Stage 1: Spread the word!

Have a colleague who has expressed interest in the cool resources you share? Have a new teacher in your department who is hungry to be awesome? Tell them about this site and tell ’em to sign up! Going to a conference? Tell everyone you meet about your amazing online math community (especially the check-in-clerk at the hotel!) and send them here. Own a blog? Write a post there directing people here, so they can find out about this!

Why do we want everyone looking at this site? Because that’s the only way they can sign up for (dum dum DUM) stage 2!

Stage 2: Mentoring!

From now until December 1st we will have two forms open:

menteeOne form (click here!) for people new to MTBoS who want a mentor. This is for people who are interested, but want a little personal help getting started. Twooter? Blerg? What are these things? Or people who have tried using twitter but are intimidated or don’t quite know how to engage or make it useful. Or people who want to blog but don’t quite know how to start! Or people who have started blogging but need a push…

mentorOne form (click here!) for MTBoS veterans who are willing to mentor. This is for people who have been blogging and tweeting, and are interested in shepherding others as they explore what great things are out there. They’ll connect with those new to the community, and help them find sites of interest to visit, people to talk with, and answer any questions.

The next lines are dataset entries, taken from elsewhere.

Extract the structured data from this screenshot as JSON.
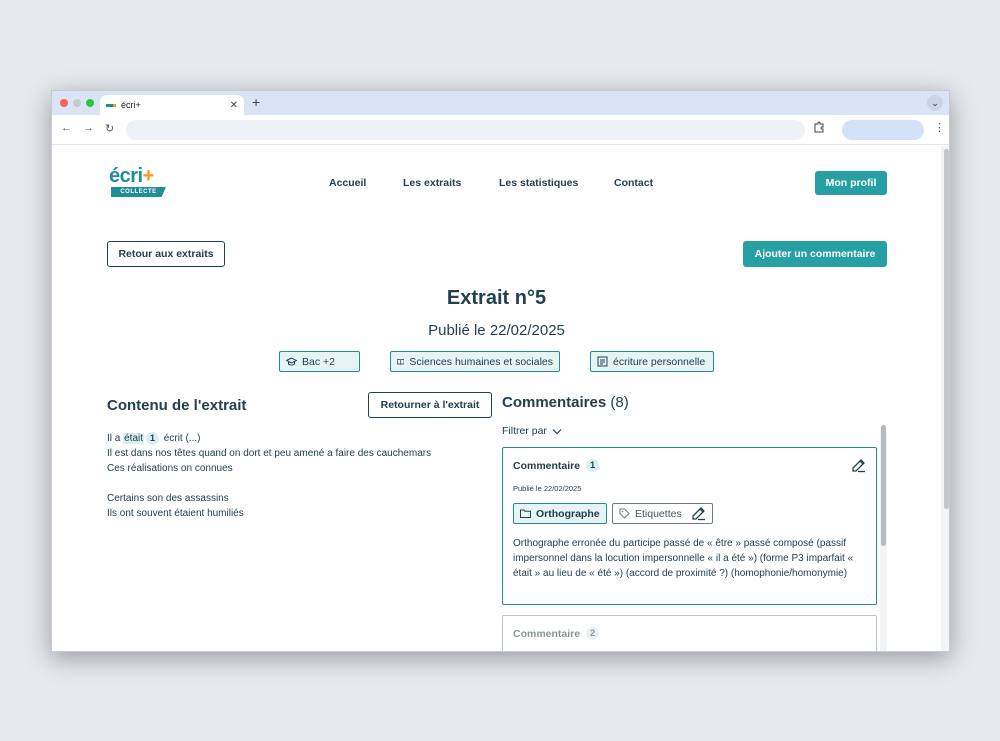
{
  "browser": {
    "tab_title": "écri+",
    "new_tab": "+",
    "close": "✕",
    "menu": "⌄",
    "back": "←",
    "forward": "→",
    "reload": "↻",
    "kebab": "⋮"
  },
  "logo": {
    "main": "écri",
    "plus": "+",
    "band": "COLLECTE"
  },
  "nav": {
    "items": [
      "Accueil",
      "Les extraits",
      "Les statistiques",
      "Contact"
    ],
    "profile": "Mon profil"
  },
  "actions": {
    "back": "Retour aux extraits",
    "add_comment": "Ajouter un commentaire"
  },
  "extract": {
    "title": "Extrait n°5",
    "published": "Publié le 22/02/2025",
    "chips": [
      "Bac +2",
      "Sciences humaines et sociales",
      "écriture personnelle"
    ]
  },
  "content": {
    "heading": "Contenu de l'extrait",
    "return_button": "Retourner à l'extrait",
    "line1_before": "Il a ",
    "line1_highlight": "était",
    "line1_badge": "1",
    "line1_after": " écrit (...)",
    "lines": [
      "Il est dans nos têtes quand on dort et peu amené a faire des cauchemars",
      "Ces réalisations on connues",
      "",
      "Certains son des assassins",
      "Ils ont souvent étaient humiliés"
    ]
  },
  "comments": {
    "heading": "Commentaires",
    "count": "(8)",
    "filter": "Filtrer par",
    "items": [
      {
        "title": "Commentaire",
        "number": "1",
        "date": "Publié le 22/02/2025",
        "category": "Orthographe",
        "tags_label": "Etiquettes",
        "body": "Orthographe erronée du participe passé de « être » passé composé (passif impersonnel dans la locution impersonnelle « il a été ») (forme P3 imparfait « était » au lieu de « été ») (accord de proximité ?) (homophonie/homonymie)"
      },
      {
        "title": "Commentaire",
        "number": "2"
      }
    ]
  },
  "colors": {
    "teal": "#27a0a3",
    "dark": "#23404f",
    "orange": "#f39a1c"
  }
}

The timing is purposeful — NCTM regional conferences as well as many state conferences are happening between now and December. There are a number of speakers who will be talking about the MTBoS! The sign up forms will be open during that time, so we can initiate them all as one group.

Starting in December anyone who knows anything about this community will help all those who want to learn more about the community. Mentors and mentees will be matched up and work together to explore, and mentees will have access to the expertise of the whole community once they learn how to tweet. (We all will watch the #MTBoS hashtag extra carefully, where newbies will be asking questions… and we all will be able to answer ’em!)

meme

During this time in December, newbies will have the opportunity to engage at their own pace to learn about reading blogs, reading and contributing to twitter, organizing all that amazing information and the plethora of other resources this community has to offer. For them, this time will be not about drinking from a firehose and doing everything, but using their mentors to find the things that they might find interesting and useful.

Stage 3: Blogging Initiation!

We are suggesting a new year’s resolution for the entirety of the global math department: blog more. In January we will run a four week blogging initiation, hosted here. It will include entry level prompts for new bloggers as well as challenge prompts for experienced bloggers. Everyone is invited to participate and give back to this amazing community by sharing your expertise and reflecting on your practice.

Stage 4: The Future!

The future holds whatever you can imagine. If you love having a weekly blogging prompt we are negotiating an agreement with the global math department newsletter to bring back Sunday Funday. While official mentoring duties will be complete everyone should be looking out for new recruits and getting ready to welcome a new crew from the NCTM annual meeting in San Francisco!